But there are people who you touch and who touch you in quiet ways. They touch your soul and it's why you do the work you do. I know you know what I mean. I know you've felt it. Take a few moments this week and think about someone you've connected with and how it changed you both. Smile or maybe shed a tear and be proud you are a nurse.
Conference season is ramping up and we wanted to share with you a few of the live programs Beacon Continuing Education will be participating in this year. We have programs for small groups like our CE trip to Amsterdam, medium groups like state conferences and to huge groups, like national conferences. Don't miss out seeing us live!
April 11-12 New Hampshire Nurse Practitioner's Association Annual Conference in Nashua New Hampshire.
June 4 American Travel Health Nurse's Association Networking Education and Development Conference in Washington, DC.
June 18- 23 AANP National Conference in Indianapolis, Indiana.
July 22-25 NPACE Primary Care & Pharmacology Conference in Hollywood, Florida.
September 28- October 5 Advanced Practice Nursing in the Netherlands, Amsterdam, the Netherlands 26 CE pending.
It’s hard to talk among any health care providers today without hearing all kinds of angst.
I can’t get my charting done and have to take it home.
My EHR is impossible.
I spent more time on my computer than actually interacting with my patients.
Is it normal to see ____ (fill in the blank) patients in a day?
I hate that my prescribing practices are based on formularies and prior authorizations and not on what’s best for my patients.
Why do Epi Pens and insulin cost so much?
I know I am ordering tests the patient probably doesn’t need and maybe can’t afford, but I am afraid of being sued if I don’t.
This billing and coding stuff is not what I went to school for….
Providers are talking about finding an exit plan, retiring early, or starting alternative type practices, including direct pay practices. Many are depressed and miserable and...
The Netherlands is rated the third best health care system in the world by WHO, way above the US (#37). The NP role there is well established. I am curious to learn how they achieve this and get ideas I can bring home to improve care here.
Want to join me? It will involve learning in a variety of ways - some online ahead of travel, panel discussions with Dutch NPs, time for one on one networking session, visits to health care facilities and a college of nursing, a journal club and much more...
Looks like we will be offering 26 CE for this trip. Since this is a CE program, it is likely tax deductible (ask your tax preparer) and you could use your CE money.
We will learn about Dutch art, culture and architecture by taking a walking tour of Old Amsterdam, visit the Anne Frank House, the Van Gogh Museum, the Delft Factory (yes, it has a gift shop), a day trip to Bruges, Belgium, and of course, take a canal cruise.
Traveling solo? No problem, we’re a small...
Winter is certainly here. It's - 23 with the wind chill today in New Hampshire. And we've got a few more months to get through. Here are 4 tips to help NP's navigate through the unique challenges winter poses to delivering health care and maintaining our sanity.

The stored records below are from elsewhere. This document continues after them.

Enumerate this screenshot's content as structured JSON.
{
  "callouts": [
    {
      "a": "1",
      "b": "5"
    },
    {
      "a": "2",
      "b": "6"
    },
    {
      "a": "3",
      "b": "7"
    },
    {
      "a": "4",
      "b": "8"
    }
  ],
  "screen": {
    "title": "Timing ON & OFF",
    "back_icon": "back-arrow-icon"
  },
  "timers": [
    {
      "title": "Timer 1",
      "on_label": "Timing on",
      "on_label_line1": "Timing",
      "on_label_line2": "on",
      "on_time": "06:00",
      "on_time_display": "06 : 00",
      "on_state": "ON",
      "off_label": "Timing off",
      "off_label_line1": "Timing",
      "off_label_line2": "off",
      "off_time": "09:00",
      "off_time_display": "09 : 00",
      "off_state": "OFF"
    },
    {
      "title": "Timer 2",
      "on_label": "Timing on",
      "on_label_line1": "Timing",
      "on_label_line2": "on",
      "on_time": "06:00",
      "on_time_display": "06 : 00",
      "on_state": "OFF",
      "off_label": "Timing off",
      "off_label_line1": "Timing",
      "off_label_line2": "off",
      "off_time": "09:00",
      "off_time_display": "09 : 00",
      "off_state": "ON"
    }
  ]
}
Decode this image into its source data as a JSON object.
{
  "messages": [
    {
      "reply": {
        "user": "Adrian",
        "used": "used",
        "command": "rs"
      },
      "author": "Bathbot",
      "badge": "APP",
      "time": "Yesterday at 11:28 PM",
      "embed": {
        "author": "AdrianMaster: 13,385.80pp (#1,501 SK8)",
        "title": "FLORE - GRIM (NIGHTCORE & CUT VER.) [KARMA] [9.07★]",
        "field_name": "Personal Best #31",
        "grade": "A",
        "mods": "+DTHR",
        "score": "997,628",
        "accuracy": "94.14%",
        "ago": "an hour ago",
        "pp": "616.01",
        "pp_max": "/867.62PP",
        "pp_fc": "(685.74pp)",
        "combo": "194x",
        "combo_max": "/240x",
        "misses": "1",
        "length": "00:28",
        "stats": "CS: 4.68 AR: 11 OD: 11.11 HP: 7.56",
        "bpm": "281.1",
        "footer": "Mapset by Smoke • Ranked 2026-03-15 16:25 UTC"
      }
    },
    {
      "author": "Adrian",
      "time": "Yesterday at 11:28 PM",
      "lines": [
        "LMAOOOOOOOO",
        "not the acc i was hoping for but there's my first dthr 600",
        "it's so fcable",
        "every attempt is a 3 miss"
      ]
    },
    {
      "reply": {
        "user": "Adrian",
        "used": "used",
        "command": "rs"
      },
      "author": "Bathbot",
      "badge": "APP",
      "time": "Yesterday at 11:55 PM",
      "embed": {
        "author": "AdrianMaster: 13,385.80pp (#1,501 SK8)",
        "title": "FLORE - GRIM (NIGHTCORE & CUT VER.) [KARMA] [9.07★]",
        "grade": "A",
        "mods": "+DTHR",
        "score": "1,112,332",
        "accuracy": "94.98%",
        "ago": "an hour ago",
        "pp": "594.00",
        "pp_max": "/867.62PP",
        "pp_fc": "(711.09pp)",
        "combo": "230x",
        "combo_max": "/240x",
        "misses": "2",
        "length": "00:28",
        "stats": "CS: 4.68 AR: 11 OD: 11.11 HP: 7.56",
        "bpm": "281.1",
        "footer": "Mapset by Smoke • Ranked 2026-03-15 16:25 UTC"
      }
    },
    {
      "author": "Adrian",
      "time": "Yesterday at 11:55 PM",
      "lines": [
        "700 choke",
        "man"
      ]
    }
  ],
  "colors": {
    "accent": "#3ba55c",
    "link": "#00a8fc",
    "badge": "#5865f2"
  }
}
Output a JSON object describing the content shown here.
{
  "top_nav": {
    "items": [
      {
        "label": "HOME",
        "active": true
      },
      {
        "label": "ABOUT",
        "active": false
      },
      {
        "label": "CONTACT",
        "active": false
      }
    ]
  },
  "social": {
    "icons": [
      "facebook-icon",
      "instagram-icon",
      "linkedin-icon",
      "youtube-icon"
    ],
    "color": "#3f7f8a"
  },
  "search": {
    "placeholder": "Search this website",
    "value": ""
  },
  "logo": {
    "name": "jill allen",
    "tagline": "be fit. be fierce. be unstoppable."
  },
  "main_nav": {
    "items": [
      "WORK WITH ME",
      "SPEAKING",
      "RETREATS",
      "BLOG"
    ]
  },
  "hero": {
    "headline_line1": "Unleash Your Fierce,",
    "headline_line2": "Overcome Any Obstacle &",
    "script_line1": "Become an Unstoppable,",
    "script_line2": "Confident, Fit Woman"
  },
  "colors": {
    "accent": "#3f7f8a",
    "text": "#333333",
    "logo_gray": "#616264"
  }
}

The CDC has come out with an app that will help you figure out who needs what, when for pneumonia vaccines. It's called PneumoRecs VaxAdvisor and you can get it for Android or iOS devices and it's FREE.
Here how it works. A patient comes in to see you and you want to figure out what they need for pneumonia vaccines. You just
It's that easy. The app then provides specific guidance for that patient consistent with the immunization schedule recommended by the U.S. Advisory Committee on Immunization Practices (ACIP).
The app will save you time and frustration as it eliminates the challenge of interpreting and synthesizing multiple vaccination recommendation statements. And don't worry, the app doesn’t request or collect any personal identifying data. It also does not store any...